* **WORK TO COMPLETE**
Output all entries verbatim. Skip pictures.

(Records excerpted from a collection)

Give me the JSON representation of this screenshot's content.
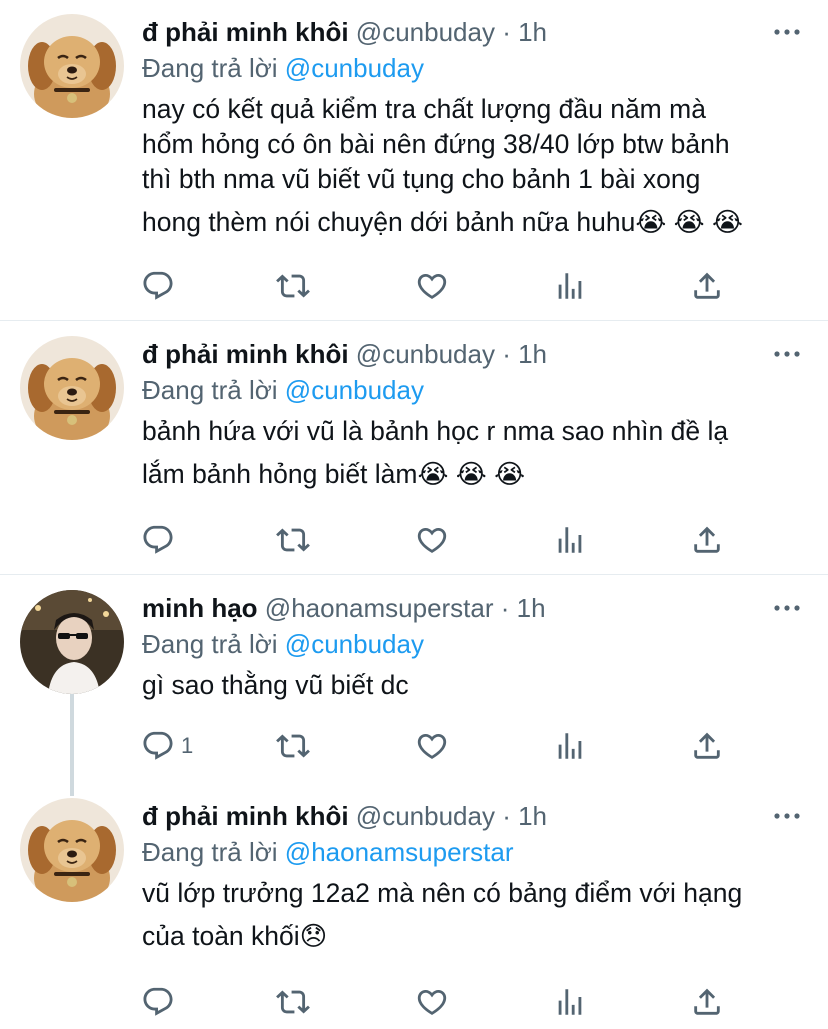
{
  "tweets": [
    {
      "name": "đ phải minh khôi",
      "handle": "@cunbuday",
      "dot": "·",
      "time": "1h",
      "replying_prefix": "Đang trả lời",
      "replying_to": "@cunbuday",
      "avatar": "golden-retriever-puppy",
      "lines": [
        "nay có kết quả kiểm tra chất lượng đầu năm mà",
        "hổm hỏng có ôn bài nên đứng 38/40 lớp btw bảnh",
        "thì bth nma vũ biết vũ tụng cho bảnh 1 bài xong",
        "hong thèm nói chuyện dới bảnh nữa huhu😭 😭 😭"
      ],
      "reply_count": ""
    },
    {
      "name": "đ phải minh khôi",
      "handle": "@cunbuday",
      "dot": "·",
      "time": "1h",
      "replying_prefix": "Đang trả lời",
      "replying_to": "@cunbuday",
      "avatar": "golden-retriever-puppy",
      "lines": [
        "bảnh hứa với vũ là bảnh học r nma sao nhìn đề lạ",
        "lắm bảnh hỏng biết làm😭 😭 😭"
      ],
      "reply_count": ""
    },
    {
      "name": "minh hạo",
      "handle": "@haonamsuperstar",
      "dot": "·",
      "time": "1h",
      "replying_prefix": "Đang trả lời",
      "replying_to": "@cunbuday",
      "avatar": "person-with-sunglasses",
      "lines": [
        "gì sao thằng vũ biết dc"
      ],
      "reply_count": "1"
    },
    {
      "name": "đ phải minh khôi",
      "handle": "@cunbuday",
      "dot": "·",
      "time": "1h",
      "replying_prefix": "Đang trả lời",
      "replying_to": "@haonamsuperstar",
      "avatar": "golden-retriever-puppy",
      "lines": [
        "vũ lớp trưởng 12a2 mà nên có bảng điểm với hạng",
        "của toàn khối😞"
      ],
      "reply_count": ""
    }
  ],
  "icons": {
    "reply": "reply-icon",
    "retweet": "retweet-icon",
    "like": "like-icon",
    "views": "views-icon",
    "share": "share-icon",
    "more": "more-icon"
  },
  "colors": {
    "text": "#0f1419",
    "secondary": "#536471",
    "accent": "#1d9bf0",
    "divider": "#e6ecf0"
  }
}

* **ANSWER AREA**
Give me the JSON representation of this screenshot's content.
{
  "tweets": [
    {
      "name": "đ phải minh khôi",
      "handle": "@cunbuday",
      "dot": "·",
      "time": "1h",
      "replying_prefix": "Đang trả lời",
      "replying_to": "@cunbuday",
      "avatar": "golden-retriever-puppy",
      "lines": [
        "nay có kết quả kiểm tra chất lượng đầu năm mà",
        "hổm hỏng có ôn bài nên đứng 38/40 lớp btw bảnh",
        "thì bth nma vũ biết vũ tụng cho bảnh 1 bài xong",
        "hong thèm nói chuyện dới bảnh nữa huhu😭 😭 😭"
      ],
      "reply_count": ""
    },
    {
      "name": "đ phải minh khôi",
      "handle": "@cunbuday",
      "dot": "·",
      "time": "1h",
      "replying_prefix": "Đang trả lời",
      "replying_to": "@cunbuday",
      "avatar": "golden-retriever-puppy",
      "lines": [
        "bảnh hứa với vũ là bảnh học r nma sao nhìn đề lạ",
        "lắm bảnh hỏng biết làm😭 😭 😭"
      ],
      "reply_count": ""
    },
    {
      "name": "minh hạo",
      "handle": "@haonamsuperstar",
      "dot": "·",
      "time": "1h",
      "replying_prefix": "Đang trả lời",
      "replying_to": "@cunbuday",
      "avatar": "person-with-sunglasses",
      "lines": [
        "gì sao thằng vũ biết dc"
      ],
      "reply_count": "1"
    },
    {
      "name": "đ phải minh khôi",
      "handle": "@cunbuday",
      "dot": "·",
      "time": "1h",
      "replying_prefix": "Đang trả lời",
      "replying_to": "@haonamsuperstar",
      "avatar": "golden-retriever-puppy",
      "lines": [
        "vũ lớp trưởng 12a2 mà nên có bảng điểm với hạng",
        "của toàn khối😞"
      ],
      "reply_count": ""
    }
  ],
  "icons": {
    "reply": "reply-icon",
    "retweet": "retweet-icon",
    "like": "like-icon",
    "views": "views-icon",
    "share": "share-icon",
    "more": "more-icon"
  },
  "colors": {
    "text": "#0f1419",
    "secondary": "#536471",
    "accent": "#1d9bf0",
    "divider": "#e6ecf0"
  }
}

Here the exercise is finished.